Which lines of the entries below include "플랫위브"? List them all.

Input for this task section start

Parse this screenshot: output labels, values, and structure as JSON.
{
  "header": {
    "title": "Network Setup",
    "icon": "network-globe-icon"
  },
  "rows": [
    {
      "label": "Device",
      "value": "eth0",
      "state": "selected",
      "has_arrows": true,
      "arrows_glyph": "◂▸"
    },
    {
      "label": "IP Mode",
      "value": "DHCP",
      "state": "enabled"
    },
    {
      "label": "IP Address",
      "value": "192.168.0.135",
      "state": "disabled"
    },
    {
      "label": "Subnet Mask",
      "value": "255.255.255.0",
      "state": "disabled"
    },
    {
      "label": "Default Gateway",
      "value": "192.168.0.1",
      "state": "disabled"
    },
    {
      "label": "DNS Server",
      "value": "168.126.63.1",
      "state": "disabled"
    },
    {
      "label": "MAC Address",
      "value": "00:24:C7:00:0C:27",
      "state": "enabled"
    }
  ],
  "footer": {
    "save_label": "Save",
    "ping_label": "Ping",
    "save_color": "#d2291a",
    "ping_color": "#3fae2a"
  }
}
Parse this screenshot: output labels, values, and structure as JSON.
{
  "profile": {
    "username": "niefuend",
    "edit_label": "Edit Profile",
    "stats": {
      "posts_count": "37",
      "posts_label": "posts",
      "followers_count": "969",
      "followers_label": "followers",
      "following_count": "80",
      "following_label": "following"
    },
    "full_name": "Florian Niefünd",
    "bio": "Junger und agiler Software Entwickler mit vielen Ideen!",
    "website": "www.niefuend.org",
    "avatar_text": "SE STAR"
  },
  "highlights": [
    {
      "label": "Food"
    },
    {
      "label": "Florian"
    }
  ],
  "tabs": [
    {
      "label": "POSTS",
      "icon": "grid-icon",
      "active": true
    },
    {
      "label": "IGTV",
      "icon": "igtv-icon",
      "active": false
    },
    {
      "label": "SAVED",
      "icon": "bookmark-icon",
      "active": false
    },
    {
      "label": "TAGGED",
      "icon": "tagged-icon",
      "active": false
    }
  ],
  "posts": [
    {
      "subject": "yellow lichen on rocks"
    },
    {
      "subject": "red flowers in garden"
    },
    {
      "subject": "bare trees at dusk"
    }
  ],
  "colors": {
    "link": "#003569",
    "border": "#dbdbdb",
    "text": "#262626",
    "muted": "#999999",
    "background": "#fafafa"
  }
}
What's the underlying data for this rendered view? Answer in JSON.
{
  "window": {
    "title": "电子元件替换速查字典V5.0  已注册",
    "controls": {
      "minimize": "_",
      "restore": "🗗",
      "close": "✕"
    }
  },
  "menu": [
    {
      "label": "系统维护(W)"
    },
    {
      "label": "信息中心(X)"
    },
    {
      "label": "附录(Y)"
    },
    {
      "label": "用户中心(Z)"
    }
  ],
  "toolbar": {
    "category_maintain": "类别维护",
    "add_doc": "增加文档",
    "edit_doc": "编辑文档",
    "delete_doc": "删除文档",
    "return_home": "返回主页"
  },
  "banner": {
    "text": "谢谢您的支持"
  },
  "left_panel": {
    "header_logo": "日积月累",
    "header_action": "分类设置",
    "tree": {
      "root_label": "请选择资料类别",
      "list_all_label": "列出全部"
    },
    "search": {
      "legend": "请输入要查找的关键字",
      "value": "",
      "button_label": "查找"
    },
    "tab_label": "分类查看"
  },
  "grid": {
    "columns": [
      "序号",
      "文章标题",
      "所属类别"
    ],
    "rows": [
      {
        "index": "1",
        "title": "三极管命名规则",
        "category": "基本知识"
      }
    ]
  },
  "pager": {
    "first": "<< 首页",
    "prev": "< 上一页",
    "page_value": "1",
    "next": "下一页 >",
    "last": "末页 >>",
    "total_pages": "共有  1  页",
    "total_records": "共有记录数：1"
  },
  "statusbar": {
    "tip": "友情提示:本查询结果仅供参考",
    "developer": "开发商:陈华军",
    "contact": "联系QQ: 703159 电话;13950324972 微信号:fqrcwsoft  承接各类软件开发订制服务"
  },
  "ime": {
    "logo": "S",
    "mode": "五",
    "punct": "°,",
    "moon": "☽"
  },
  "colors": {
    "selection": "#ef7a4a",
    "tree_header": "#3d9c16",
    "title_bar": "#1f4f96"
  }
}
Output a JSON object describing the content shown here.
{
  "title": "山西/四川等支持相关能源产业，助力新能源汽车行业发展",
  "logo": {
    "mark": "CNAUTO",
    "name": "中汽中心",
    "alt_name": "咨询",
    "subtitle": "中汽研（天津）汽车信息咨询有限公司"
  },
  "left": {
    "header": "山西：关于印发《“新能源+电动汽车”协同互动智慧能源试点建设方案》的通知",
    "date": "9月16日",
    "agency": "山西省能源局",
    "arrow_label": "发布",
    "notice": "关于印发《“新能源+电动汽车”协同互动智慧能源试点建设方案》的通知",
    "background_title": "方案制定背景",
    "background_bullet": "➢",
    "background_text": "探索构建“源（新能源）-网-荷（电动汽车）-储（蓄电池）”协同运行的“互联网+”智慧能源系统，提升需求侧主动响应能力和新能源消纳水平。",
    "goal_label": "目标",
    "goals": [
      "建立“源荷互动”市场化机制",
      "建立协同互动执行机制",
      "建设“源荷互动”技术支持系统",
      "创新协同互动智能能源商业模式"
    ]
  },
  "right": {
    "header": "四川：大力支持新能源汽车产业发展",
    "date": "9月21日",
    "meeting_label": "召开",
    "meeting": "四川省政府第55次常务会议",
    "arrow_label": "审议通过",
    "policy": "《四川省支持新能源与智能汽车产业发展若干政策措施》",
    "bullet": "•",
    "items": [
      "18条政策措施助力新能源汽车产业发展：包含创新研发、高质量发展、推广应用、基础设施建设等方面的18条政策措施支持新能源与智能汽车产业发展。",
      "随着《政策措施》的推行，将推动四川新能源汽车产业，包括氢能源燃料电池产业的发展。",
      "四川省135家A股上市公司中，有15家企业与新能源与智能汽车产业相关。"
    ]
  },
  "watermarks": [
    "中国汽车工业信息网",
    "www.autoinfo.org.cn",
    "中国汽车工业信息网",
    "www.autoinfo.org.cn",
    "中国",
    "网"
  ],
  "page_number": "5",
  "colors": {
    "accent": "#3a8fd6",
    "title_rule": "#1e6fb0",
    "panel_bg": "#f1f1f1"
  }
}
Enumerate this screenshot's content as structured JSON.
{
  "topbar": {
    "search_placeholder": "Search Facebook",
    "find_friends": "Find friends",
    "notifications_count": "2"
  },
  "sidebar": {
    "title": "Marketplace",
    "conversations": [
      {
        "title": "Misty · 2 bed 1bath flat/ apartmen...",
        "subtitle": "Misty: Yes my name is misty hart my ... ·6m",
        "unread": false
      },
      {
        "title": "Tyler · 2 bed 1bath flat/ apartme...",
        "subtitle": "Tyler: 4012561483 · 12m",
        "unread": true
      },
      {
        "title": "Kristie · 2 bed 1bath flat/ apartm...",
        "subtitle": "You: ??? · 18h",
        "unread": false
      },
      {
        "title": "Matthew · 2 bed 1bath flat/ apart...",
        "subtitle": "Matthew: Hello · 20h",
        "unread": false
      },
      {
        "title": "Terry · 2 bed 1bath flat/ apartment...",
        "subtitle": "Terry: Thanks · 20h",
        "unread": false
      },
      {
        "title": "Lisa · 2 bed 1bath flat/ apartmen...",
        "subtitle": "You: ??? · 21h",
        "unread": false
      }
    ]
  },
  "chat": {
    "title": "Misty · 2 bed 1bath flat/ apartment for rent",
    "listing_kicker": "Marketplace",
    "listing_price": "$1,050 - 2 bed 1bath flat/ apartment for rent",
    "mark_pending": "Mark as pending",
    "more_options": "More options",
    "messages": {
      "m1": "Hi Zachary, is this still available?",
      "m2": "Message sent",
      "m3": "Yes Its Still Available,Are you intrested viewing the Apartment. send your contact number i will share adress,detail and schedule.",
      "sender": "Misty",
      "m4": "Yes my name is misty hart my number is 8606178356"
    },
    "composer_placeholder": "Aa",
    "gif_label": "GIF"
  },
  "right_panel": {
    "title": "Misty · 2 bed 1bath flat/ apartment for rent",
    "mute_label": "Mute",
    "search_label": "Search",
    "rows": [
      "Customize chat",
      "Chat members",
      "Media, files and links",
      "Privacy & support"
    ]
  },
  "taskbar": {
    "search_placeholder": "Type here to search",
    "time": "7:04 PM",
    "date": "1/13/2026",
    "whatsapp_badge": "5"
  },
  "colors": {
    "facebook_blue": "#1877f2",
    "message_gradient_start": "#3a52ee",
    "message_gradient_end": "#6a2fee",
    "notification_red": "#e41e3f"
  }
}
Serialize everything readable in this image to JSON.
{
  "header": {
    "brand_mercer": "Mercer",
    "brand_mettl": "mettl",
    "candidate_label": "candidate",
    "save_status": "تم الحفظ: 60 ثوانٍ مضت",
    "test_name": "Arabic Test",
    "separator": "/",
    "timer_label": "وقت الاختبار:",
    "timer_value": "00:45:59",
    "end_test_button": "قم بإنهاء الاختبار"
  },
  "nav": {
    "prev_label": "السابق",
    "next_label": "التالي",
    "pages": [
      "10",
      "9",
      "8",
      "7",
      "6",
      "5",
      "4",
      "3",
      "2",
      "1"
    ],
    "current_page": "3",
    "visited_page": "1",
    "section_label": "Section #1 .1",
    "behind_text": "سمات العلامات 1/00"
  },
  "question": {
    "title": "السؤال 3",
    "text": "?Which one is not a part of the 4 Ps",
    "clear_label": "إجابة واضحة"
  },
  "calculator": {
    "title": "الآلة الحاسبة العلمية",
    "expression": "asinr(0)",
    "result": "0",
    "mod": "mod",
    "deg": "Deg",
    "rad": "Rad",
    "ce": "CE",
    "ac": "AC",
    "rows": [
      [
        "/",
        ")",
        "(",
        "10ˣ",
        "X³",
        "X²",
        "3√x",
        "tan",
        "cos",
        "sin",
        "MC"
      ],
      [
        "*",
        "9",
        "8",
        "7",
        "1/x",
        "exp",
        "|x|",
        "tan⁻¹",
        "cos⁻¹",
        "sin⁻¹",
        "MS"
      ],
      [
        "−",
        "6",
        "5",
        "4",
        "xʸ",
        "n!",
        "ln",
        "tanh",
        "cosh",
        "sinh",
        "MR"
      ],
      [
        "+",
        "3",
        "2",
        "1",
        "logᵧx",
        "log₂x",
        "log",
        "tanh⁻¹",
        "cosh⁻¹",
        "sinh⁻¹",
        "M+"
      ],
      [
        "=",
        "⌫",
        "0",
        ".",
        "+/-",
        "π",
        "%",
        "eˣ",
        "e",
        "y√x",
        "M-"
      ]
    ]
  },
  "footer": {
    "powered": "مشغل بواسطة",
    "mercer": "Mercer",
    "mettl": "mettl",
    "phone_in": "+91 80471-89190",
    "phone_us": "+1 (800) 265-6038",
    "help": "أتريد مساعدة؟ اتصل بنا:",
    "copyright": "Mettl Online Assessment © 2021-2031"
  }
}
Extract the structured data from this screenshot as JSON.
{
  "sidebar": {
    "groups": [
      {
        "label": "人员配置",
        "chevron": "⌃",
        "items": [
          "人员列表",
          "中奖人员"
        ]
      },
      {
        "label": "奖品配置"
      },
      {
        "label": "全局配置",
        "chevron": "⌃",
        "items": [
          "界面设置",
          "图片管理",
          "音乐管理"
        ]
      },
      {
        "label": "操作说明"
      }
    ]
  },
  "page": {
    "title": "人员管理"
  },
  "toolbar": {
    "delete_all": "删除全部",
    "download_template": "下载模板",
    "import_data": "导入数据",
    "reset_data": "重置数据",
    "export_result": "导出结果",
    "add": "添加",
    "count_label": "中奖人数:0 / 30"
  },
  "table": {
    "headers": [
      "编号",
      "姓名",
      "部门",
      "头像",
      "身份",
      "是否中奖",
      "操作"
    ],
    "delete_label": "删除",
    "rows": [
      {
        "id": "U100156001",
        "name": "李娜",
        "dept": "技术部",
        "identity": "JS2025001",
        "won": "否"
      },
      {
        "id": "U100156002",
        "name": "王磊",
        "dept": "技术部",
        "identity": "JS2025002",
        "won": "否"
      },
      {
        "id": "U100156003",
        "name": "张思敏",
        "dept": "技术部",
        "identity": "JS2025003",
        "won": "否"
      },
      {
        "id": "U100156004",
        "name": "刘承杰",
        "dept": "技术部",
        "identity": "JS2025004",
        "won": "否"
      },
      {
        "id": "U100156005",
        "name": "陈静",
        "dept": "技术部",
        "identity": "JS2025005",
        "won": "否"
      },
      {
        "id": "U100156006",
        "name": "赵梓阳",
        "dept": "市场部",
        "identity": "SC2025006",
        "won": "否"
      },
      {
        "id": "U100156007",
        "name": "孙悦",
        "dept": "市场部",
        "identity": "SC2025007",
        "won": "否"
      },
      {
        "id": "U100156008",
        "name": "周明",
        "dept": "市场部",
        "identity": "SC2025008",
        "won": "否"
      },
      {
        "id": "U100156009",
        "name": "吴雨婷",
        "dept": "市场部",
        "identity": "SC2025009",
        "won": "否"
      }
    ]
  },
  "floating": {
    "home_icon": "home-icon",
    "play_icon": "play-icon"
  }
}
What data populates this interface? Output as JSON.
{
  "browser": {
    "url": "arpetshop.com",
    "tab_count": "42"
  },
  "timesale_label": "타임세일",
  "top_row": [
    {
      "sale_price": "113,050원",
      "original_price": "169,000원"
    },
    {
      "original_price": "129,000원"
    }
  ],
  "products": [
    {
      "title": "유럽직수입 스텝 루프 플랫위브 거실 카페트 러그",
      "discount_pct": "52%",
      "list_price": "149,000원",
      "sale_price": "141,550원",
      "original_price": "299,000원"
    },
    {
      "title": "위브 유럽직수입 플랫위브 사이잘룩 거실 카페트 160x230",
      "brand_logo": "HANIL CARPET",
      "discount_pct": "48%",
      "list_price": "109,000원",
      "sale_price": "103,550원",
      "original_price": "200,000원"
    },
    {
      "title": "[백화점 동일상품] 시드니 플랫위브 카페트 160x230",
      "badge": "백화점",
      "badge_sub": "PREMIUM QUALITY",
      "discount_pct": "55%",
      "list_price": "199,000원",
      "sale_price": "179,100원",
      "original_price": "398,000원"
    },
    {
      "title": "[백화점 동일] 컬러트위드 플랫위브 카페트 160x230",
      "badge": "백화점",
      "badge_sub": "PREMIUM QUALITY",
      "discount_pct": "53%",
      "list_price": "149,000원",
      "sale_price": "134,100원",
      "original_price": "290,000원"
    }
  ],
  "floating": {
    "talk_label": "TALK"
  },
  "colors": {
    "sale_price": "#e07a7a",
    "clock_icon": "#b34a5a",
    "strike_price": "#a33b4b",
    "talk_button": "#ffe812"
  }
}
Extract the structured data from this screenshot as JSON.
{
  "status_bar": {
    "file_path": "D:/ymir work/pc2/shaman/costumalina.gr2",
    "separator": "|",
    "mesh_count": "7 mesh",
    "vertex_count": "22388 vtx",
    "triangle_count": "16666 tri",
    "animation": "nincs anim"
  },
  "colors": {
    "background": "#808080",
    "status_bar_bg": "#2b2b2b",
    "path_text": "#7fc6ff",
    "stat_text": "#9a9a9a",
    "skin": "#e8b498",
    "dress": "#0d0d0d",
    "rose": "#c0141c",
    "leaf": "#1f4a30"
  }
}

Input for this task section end

__Output below__.
      "title": "유럽직수입 스텝 루프 플랫위브 거실 카페트 러그",
      "title": "위브 유럽직수입 플랫위브 사이잘룩 거실 카페트 160x230",
      "title": "[백화점 동일상품] 시드니 플랫위브 카페트 160x230",
      "title": "[백화점 동일] 컬러트위드 플랫위브 카페트 160x230",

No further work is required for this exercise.